The level was higher than on the previous day, when it was 2,300 times the legal limit. 220 becquerels of cesium-137 per cubic centimeter was also detected. At 2,400 times the legal limit, the level exceeded the one found the day before. On Wednesday, highly radioactive water was found leaking into the ocean from a pit located near the water intake of the No. 3 reactor. 32,000 times the legal limit of cesium-134 was detected there.
TEPCO also reported 2,100 times the legal limit of radioactive iodine was found in seawater near the water intake of the No. 2 reactor. Three points among four research areas along the shoreline also exceeded the legal limit. And 1.7 times the legal limit of Cesium was found close to drainage gates near the No. 5 and No. 6 reactors.
"This explosion, which mobilized a lot of debris, has not been explained as yet. Debris on the ground near unit 3 is extremely radioactive."
Seawater found in coolant at Hamaoka plant
The company reports damage to a pipe connected to a condenser, a system that turns the steam generated by a nuclear reactor to water through the use of seawater.
(Tepco) says 400 tons (of sea water ) would not severely affect the reactor, and that no radioactive substances were detected outside the building.
The steel platform is 136 meters long and 46 meters wide and can store up to 10,000 tons of water.
On Tuesday, the firm plans to review its schedule for achieving cold shutdowns of the plant's reactors.
TOKYO — Japan said Monday it was still on target to achieve the shutdown of damaged reactors at a crippled nuclear plant by around the year-end, despite damage being worse than earlier thought.
"We will manage to continue working without changing the timeline prospects of putting (the reactors) in to a state of cold shutdown in six to nine months" from April 17, Prime Minister Naoto Kan said in parliament.
Although the government and Tokyo Electric Power Co. (Tepco), the operator of the ill-fated plant, have worked out plans to pay compensation to victims of the crisis, it appears they are interested less in protecting people from radiation than in preserving the existing semi-monopolistic system of the power industry....
Some observers say the government and Tepco have sought to "trivialize" the effect of the Fukushima accidents by working out a scenario in which the power company, which should bear the total responsibility, survives with "public funding."
Tepco's interest-bearing liabilities, including corporate bonds, total more than ¥7.3 trillion, most of which is owed to insurance companies and financial institutions, both private and government-owned. The biggest lender is the Development Bank of Japan, which is 100 percent state-owned.

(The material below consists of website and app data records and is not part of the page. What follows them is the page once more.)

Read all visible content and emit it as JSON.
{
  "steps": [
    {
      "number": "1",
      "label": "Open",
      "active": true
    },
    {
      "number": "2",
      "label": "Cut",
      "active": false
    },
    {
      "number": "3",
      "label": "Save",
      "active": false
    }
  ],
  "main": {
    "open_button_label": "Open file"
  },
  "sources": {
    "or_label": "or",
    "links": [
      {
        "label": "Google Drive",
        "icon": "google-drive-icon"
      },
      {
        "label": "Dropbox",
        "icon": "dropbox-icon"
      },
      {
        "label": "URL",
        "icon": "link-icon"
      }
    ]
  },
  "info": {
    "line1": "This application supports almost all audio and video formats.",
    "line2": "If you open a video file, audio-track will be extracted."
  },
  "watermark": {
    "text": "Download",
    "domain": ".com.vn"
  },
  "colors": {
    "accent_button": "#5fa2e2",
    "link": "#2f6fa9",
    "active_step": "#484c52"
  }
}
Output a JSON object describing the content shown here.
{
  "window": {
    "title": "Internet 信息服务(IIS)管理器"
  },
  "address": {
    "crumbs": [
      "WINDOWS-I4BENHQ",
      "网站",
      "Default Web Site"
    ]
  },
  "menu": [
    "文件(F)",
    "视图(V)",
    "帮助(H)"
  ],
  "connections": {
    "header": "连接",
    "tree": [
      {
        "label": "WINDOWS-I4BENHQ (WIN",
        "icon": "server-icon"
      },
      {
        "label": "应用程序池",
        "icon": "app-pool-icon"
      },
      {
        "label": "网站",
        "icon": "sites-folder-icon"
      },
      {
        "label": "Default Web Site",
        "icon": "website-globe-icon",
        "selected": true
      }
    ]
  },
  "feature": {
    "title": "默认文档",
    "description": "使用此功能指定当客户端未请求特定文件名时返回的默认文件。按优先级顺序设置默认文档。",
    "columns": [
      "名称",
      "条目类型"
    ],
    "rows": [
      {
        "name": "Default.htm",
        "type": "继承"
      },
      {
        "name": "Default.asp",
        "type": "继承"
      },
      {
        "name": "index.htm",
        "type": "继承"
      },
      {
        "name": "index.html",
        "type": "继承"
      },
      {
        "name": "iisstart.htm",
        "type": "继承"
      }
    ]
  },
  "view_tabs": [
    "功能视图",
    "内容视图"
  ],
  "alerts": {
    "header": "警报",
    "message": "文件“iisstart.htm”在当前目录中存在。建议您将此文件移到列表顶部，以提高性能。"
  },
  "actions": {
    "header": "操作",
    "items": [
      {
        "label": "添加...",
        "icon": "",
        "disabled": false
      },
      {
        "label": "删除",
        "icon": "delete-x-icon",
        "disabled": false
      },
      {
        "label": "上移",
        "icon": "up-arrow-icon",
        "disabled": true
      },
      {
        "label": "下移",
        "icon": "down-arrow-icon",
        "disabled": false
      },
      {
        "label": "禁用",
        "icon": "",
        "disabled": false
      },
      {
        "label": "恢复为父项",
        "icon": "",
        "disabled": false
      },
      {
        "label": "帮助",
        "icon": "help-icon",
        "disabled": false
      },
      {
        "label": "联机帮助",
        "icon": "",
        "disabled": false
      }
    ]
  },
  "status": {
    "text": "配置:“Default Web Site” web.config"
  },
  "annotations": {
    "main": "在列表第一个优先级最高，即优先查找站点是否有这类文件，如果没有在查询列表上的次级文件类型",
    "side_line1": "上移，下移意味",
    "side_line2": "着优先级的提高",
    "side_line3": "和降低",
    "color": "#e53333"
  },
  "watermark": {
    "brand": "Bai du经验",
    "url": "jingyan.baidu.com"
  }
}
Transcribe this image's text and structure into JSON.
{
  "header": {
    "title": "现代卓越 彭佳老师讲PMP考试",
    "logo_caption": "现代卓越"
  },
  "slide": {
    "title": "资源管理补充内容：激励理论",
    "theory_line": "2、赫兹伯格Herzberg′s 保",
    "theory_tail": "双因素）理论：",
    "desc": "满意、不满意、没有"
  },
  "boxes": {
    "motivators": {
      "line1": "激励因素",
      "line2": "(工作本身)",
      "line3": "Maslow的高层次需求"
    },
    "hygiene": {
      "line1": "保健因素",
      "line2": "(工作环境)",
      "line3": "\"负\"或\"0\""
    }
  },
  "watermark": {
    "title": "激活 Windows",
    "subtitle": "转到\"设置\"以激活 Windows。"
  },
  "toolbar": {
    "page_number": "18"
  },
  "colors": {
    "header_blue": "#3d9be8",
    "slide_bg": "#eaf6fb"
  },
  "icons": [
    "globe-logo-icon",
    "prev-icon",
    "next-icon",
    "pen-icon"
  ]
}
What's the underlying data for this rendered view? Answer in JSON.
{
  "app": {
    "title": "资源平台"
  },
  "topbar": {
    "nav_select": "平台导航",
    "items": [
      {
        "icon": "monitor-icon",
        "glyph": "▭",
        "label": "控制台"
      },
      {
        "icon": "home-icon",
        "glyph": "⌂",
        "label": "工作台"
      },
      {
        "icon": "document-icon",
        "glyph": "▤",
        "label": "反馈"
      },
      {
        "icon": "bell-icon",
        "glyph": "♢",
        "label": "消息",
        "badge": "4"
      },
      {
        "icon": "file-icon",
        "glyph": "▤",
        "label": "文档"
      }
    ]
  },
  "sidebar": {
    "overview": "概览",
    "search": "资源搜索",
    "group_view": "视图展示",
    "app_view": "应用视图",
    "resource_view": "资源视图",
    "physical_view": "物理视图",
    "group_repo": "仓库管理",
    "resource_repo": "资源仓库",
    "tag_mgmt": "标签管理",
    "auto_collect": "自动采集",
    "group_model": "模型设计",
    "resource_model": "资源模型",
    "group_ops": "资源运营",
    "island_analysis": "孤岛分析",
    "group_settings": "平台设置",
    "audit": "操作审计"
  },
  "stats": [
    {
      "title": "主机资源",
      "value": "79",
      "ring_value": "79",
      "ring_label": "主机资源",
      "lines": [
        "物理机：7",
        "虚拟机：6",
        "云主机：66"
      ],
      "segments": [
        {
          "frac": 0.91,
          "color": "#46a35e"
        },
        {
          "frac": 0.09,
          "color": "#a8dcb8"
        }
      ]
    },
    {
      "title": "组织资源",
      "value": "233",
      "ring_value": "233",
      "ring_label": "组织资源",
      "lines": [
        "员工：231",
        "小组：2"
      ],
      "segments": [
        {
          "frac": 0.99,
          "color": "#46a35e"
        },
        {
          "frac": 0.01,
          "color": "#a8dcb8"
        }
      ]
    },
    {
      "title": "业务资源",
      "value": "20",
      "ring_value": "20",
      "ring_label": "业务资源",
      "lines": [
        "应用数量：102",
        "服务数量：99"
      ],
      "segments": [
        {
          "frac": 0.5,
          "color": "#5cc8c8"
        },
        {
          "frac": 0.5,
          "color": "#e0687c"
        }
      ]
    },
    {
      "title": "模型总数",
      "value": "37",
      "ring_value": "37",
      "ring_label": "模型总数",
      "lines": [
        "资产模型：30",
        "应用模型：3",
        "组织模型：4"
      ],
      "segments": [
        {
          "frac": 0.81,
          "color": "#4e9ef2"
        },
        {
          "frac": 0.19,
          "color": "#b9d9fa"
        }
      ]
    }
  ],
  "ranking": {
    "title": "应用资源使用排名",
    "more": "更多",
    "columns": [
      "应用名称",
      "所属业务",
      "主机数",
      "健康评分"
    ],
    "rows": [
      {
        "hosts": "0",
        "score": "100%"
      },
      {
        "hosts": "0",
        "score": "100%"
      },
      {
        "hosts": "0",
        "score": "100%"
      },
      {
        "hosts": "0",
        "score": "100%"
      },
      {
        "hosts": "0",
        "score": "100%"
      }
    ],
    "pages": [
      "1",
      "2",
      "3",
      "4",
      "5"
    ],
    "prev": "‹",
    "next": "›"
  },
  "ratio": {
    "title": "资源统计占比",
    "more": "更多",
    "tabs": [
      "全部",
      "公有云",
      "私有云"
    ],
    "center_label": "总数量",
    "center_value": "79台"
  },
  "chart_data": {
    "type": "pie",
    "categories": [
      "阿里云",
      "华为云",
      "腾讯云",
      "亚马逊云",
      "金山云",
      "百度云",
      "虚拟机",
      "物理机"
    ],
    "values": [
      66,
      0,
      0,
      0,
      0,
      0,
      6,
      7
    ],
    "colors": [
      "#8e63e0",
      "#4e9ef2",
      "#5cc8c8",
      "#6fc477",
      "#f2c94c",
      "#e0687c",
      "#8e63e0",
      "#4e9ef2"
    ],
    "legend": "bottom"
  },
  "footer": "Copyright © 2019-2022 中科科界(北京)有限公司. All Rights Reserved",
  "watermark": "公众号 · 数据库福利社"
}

It has lent more than ¥300 billion to Tepco.
Should Tepco go bankrupt, not only would the Japanese financial market be thrown into an utter chaos, but international markets would lose their trust in Japanese banking institutions to the extent that the institutions would have to pay higher interest rates to secure funds.
The steep drop in Tepco's stock price has already dealt a blow to investment funds in the United States. Nearly 20 percent of its stock is held by non-Japanese investors. This has reportedly led the Obama administration to urge the Kan government to take steps to prevent a further decline in Tepco stock.
TEPCO trying to “prevent re-criticality” at Reactor No. 3 — Temperature soaring in pressure vessel, up over 100°F in 24 hours even after increasing water injection May 15th, 2011 at 05:56 PM
Originally posted by DancedWithWolves
Anyone watching the live feed What are these little cloud ufos that deep appearing and disappearing in seconds above the plant...kind of non-stop
Weird little clouds...
edit on 15-5-2011 by DancedWithWolves because: (no reason given)
Moving on to the latest developments in Japan's ongoing nuclear crisis highly radioactive substances were detected in parts of Tokyo.
Japan's Asahi Shimbun reports about 3,200 and nearly 2-thousand becquerels of radioactive cesium per kilogram were found in the soil of Tokyo districts of Koto and Chiyoda, respectively, from testing conducted between April 10th and the 20th.